I watch from the top of the hill as Hei Nay Htoo drives methodically through the course, stopping at each stop line, backing up perfectly, mastering the three-point-turn, and gliding neatly into the parallel parking space between cones. Chills run through my squatting frame as though I am watching my own son try for his license. The van pulls out of the course and onto the highway, accelerating out of sight. I lean forward from my chest as if to follow, but remain in place, feeling abandoned. Ten minutes later, the van pulls back in to the parking lot. The two faces are both fallen and somber through the windshield.

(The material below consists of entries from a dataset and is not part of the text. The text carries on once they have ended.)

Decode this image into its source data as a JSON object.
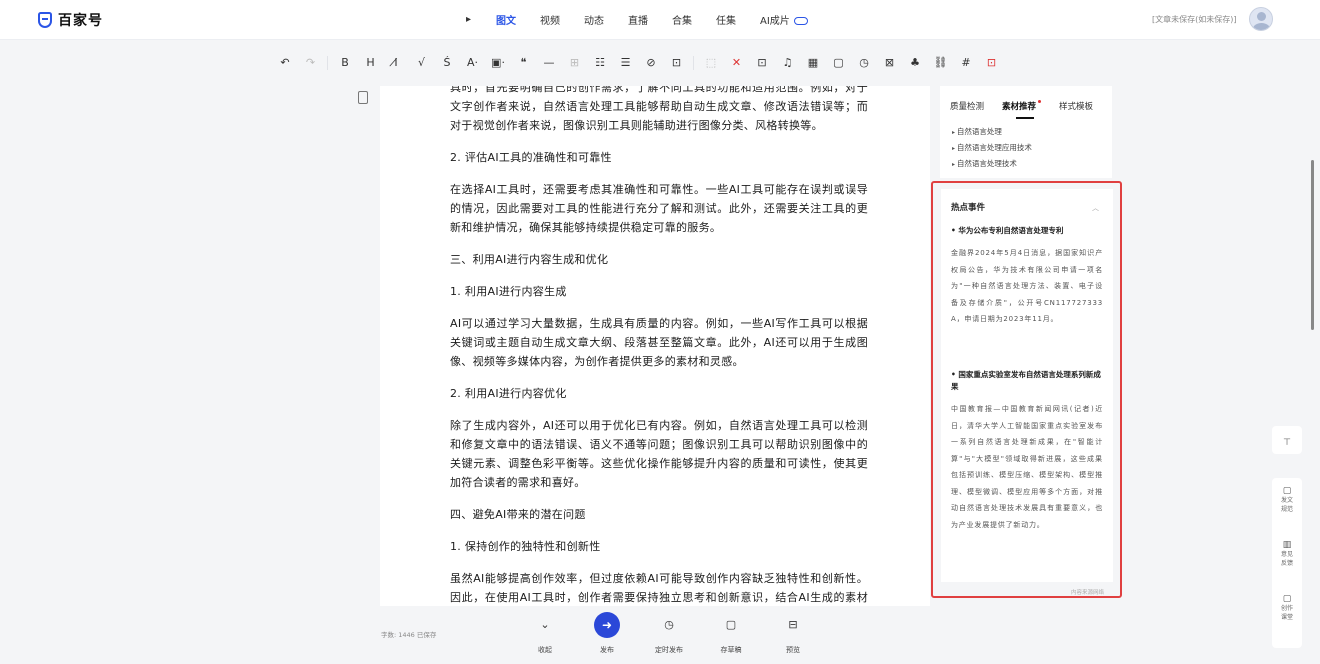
{
  "app": {
    "logo_text": "百家号",
    "save_status": "[文章未保存(如未保存)]"
  },
  "nav": {
    "back_icon": "▸",
    "items": [
      {
        "label": "图文",
        "active": true
      },
      {
        "label": "视频"
      },
      {
        "label": "动态"
      },
      {
        "label": "直播"
      },
      {
        "label": "合集"
      },
      {
        "label": "任集"
      },
      {
        "label": "AI成片"
      }
    ]
  },
  "toolbar": {
    "icons": [
      "↶",
      "↷",
      "B",
      "H",
      "I̸",
      "√",
      "Ś",
      "A·",
      "▣·",
      "❝",
      "—",
      "⊞",
      "☷",
      "☰",
      "⊘",
      "⊡",
      "⬚",
      "✕",
      "⊡",
      "♫",
      "▦",
      "▢",
      "◷",
      "⊠",
      "♣",
      "⛓",
      "#",
      "⊡"
    ]
  },
  "editor": {
    "paragraphs": [
      "具时，首先要明确自己的创作需求，了解不同工具的功能和适用范围。例如，对于文字创作者来说，自然语言处理工具能够帮助自动生成文章、修改语法错误等；而对于视觉创作者来说，图像识别工具则能辅助进行图像分类、风格转换等。",
      "2. 评估AI工具的准确性和可靠性",
      "在选择AI工具时，还需要考虑其准确性和可靠性。一些AI工具可能存在误判或误导的情况，因此需要对工具的性能进行充分了解和测试。此外，还需要关注工具的更新和维护情况，确保其能够持续提供稳定可靠的服务。",
      "三、利用AI进行内容生成和优化",
      "1. 利用AI进行内容生成",
      "AI可以通过学习大量数据，生成具有质量的内容。例如，一些AI写作工具可以根据关键词或主题自动生成文章大纲、段落甚至整篇文章。此外，AI还可以用于生成图像、视频等多媒体内容，为创作者提供更多的素材和灵感。",
      "2. 利用AI进行内容优化",
      "除了生成内容外，AI还可以用于优化已有内容。例如，自然语言处理工具可以检测和修复文章中的语法错误、语义不通等问题；图像识别工具可以帮助识别图像中的关键元素、调整色彩平衡等。这些优化操作能够提升内容的质量和可读性，使其更加符合读者的需求和喜好。",
      "四、避免AI带来的潜在问题",
      "1. 保持创作的独特性和创新性",
      "虽然AI能够提高创作效率，但过度依赖AI可能导致创作内容缺乏独特性和创新性。因此，在使用AI工具时，创作者需要保持独立思考和创新意识，结合AI生成的素材进行"
    ]
  },
  "side_tabs": {
    "items": [
      {
        "label": "质量检测"
      },
      {
        "label": "素材推荐",
        "active": true
      },
      {
        "label": "样式模板"
      }
    ]
  },
  "suggestions": [
    "自然语言处理",
    "自然语言处理应用技术",
    "自然语言处理技术"
  ],
  "hot": {
    "title": "热点事件",
    "items": [
      {
        "title": "华为公布专利自然语言处理专利",
        "body": "金融界2024年5月4日消息，据国家知识产权局公告，华为技术有限公司申请一项名为\"一种自然语言处理方法、装置、电子设备及存储介质\"，公开号CN117727333A，申请日期为2023年11月。"
      },
      {
        "title": "国家重点实验室发布自然语言处理系列新成果",
        "body": "中国教育报—中国教育新闻网讯(记者)近日，清华大学人工智能国家重点实验室发布一系列自然语言处理新成果，在\"智能计算\"与\"大模型\"领域取得新进展，这些成果包括预训练、模型压缩、模型架构、模型推理、模型微调、模型应用等多个方面，对推动自然语言处理技术发展具有重要意义，也为产业发展提供了新动力。"
      }
    ],
    "footer": "内容来源网络"
  },
  "bottom": {
    "word_count": "字数: 1446  已保存",
    "actions": [
      {
        "label": "收起",
        "icon": "⌄"
      },
      {
        "label": "发布",
        "icon": "➜",
        "primary": true
      },
      {
        "label": "定时发布",
        "icon": "◷"
      },
      {
        "label": "存草稿",
        "icon": "▢"
      },
      {
        "label": "预览",
        "icon": "⊟"
      }
    ]
  },
  "rail": {
    "top_icon": "⊤",
    "items": [
      {
        "icon": "▢",
        "label1": "发文",
        "label2": "规范"
      },
      {
        "icon": "▥",
        "label1": "意见",
        "label2": "反馈"
      },
      {
        "icon": "▢",
        "label1": "创作",
        "label2": "课堂"
      }
    ]
  }
}
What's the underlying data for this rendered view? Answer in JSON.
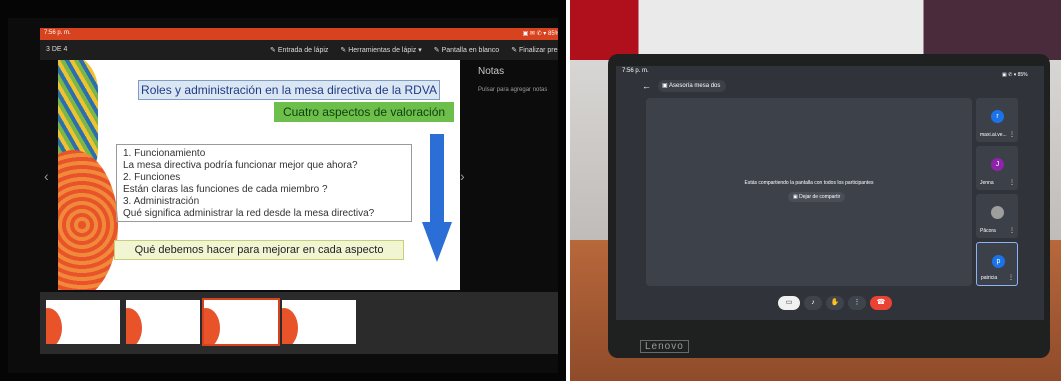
{
  "left": {
    "statusbar": {
      "time": "7:56 p. m.",
      "icons": "▣ ✉ ✆ ▾ 85%"
    },
    "toolbar": {
      "slide_counter": "3 DE 4",
      "tools": [
        "Entrada de lápiz",
        "Herramientas de lápiz ▾",
        "Pantalla en blanco",
        "Finalizar presentación"
      ]
    },
    "slide": {
      "title": "Roles y administración  en la mesa directiva de la RDVA",
      "subtitle": "Cuatro  aspectos de valoración",
      "lines": [
        "1. Funcionamiento",
        "La mesa directiva podría funcionar mejor que ahora?",
        "2. Funciones",
        "Están claras las funciones de cada miembro ?",
        "3. Administración",
        "Qué significa administrar la red desde la mesa directiva?"
      ],
      "bottom": "Qué debemos hacer para mejorar en cada aspecto"
    },
    "notes": {
      "heading": "Notas",
      "placeholder": "Pulsar para agregar notas"
    },
    "thumbnails": [
      {
        "num": "1"
      },
      {
        "num": "2"
      },
      {
        "num": "3",
        "selected": true
      },
      {
        "num": "4"
      }
    ]
  },
  "right": {
    "status": {
      "time": "7:56 p. m.",
      "icons": "▣ ✆ ▾ 85%"
    },
    "meeting_title": "Asesoría mesa dos",
    "share_message": "Estás compartiendo la pantalla con todos los participantes",
    "stop_sharing": "Dejar de compartir",
    "participants": [
      {
        "initial": "r",
        "name": "maxi.ai.ve...",
        "color": "#1a73e8"
      },
      {
        "initial": "J",
        "name": "Jenna",
        "color": "#8e24aa"
      },
      {
        "initial": "",
        "name": "Pâcora",
        "color": "#9e9e9e"
      },
      {
        "initial": "p",
        "name": "patricia",
        "color": "#1a73e8"
      }
    ],
    "brand": "Lenovo"
  }
}
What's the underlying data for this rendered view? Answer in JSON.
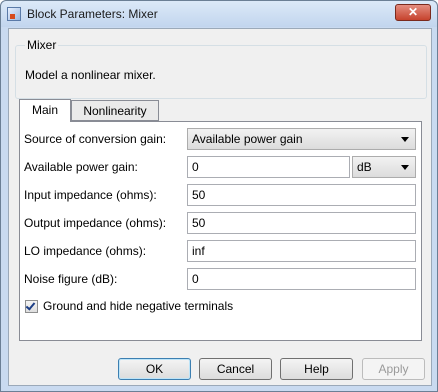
{
  "window": {
    "title": "Block Parameters: Mixer",
    "close_glyph": "✕"
  },
  "group": {
    "legend": "Mixer",
    "description": "Model a nonlinear mixer."
  },
  "tabs": [
    {
      "label": "Main",
      "active": true
    },
    {
      "label": "Nonlinearity",
      "active": false
    }
  ],
  "form": {
    "source_label": "Source of conversion gain:",
    "source_value": "Available power gain",
    "gain_label": "Available power gain:",
    "gain_value": "0",
    "gain_unit": "dB",
    "input_imp_label": "Input impedance (ohms):",
    "input_imp_value": "50",
    "output_imp_label": "Output impedance (ohms):",
    "output_imp_value": "50",
    "lo_imp_label": "LO impedance (ohms):",
    "lo_imp_value": "inf",
    "noise_label": "Noise figure (dB):",
    "noise_value": "0",
    "ground_label": "Ground and hide negative terminals",
    "ground_checked": true
  },
  "buttons": {
    "ok": "OK",
    "cancel": "Cancel",
    "help": "Help",
    "apply": "Apply"
  },
  "icons": {
    "app": "block-parameters-icon",
    "close": "close-icon",
    "dropdown": "chevron-down-icon",
    "check": "checkmark-icon"
  }
}
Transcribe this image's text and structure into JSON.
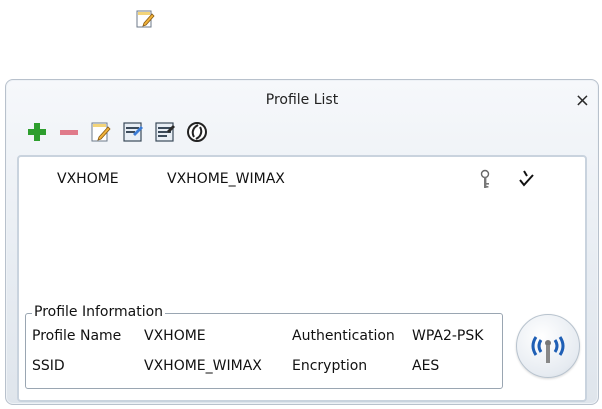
{
  "dialog": {
    "title": "Profile List",
    "close_label": "×"
  },
  "toolbar": {
    "icons": [
      "add-icon",
      "remove-icon",
      "edit-icon",
      "import-icon",
      "export-icon",
      "connect-icon"
    ]
  },
  "profiles": [
    {
      "name": "VXHOME",
      "ssid": "VXHOME_WIMAX"
    }
  ],
  "info": {
    "legend": "Profile Information",
    "profile_name_label": "Profile Name",
    "profile_name": "VXHOME",
    "ssid_label": "SSID",
    "ssid": "VXHOME_WIMAX",
    "authentication_label": "Authentication",
    "authentication": "WPA2-PSK",
    "encryption_label": "Encryption",
    "encryption": "AES"
  },
  "colors": {
    "add": "#2e9e2e",
    "remove": "#e07a8a",
    "signal_wave": "#1f5fb5"
  }
}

The van slows as we ride up the ramp to merge onto the Athens loop. “Faster! Faster!” I call to him and eventually he speeds up. We continue on to Atlanta to move my bed and larger things out to Comer in the back of the van. Every once in a while, Hei Nay Htoo lets out a sigh of frustration and says something in Karen, which I do not understand. As we approach Clarkston I tell Hei Nay Htoo to stay on 78 until the exit for I-285. “This will probably be the hardest thing you have ever done. The exit comes in on the left and you have a half a mile to cross four lanes of traffic to get over to the exit for Ponce on the other side.” I am not sure if he understands, but cars are already zooming past us on our right side as the exit winds adjacent to the interstate.
“Na bleeahh—Are you scared?”
“Ya ta blee bah—I’m not scared.”
“Nyaw nu pe gleh ta boh ee yeh ya blee ah do ma—Usually on this road I am very scared. Get over!”
I look back at the oncoming traffic. “Get over!” I call again. Before I know it we are passing into the exit and gliding up the hill to the stoplight on Ponce. I clap my hands boisterously, declaring: “YEAH! Na noh ga bahehh—You can drive!”
We fill up the back of the minivan with my bed, desk, boxes, and clothes from my room in that house on Casa Woods where I spent my past few months. Bernard and Amber moved out a few days earlier to live with Maung Soe and Kmoo Paw’s family in their apartment on North Indian Creek. By the end of the afternoon after visiting friends and seeking a seemingly unattainable closure, I am sprawled out on the floor of Lay Moo’s apartment, completely exhausted. I have the keys to the van, but Hei Nay Htoo holds out his hand. “Na mee luh ga boo thay—You can sleep in the car.”
We so easily conflate our sense of place and the order of life that we create for ourselves, with the fleeting nature of reality. Our plans, ideas, and concepts bring order to the formless void, allowing our brains to play at comprehension while the great cloud of change broods over us. We can only speculate from memory.
Solomon, when standing before the altar in the newly built temple declared, “Can it indeed be that God dwells among men on earth? If the heavens and the highest heavens cannot contain you, how much less this temple which I have built!” God is a wanderer, telling tales of perpetuity. In transition, we realize that the corners in which we disguise eternity are small, and as the walls come crashing down we are forced to look that great judge death in the face and state our case.
I awaken as we roll in to a stoplight somewhere on 78. I look over at Hei Nay Htoo as a little child emerging from sleep. He meets my gaze, his brow furrowed with fatherly concern, overtaken by confusion at the strangeness of this situation. We look at each other curiously, brothers from opposite jungles, and then turn back to the road, passing endlessly into the twilight.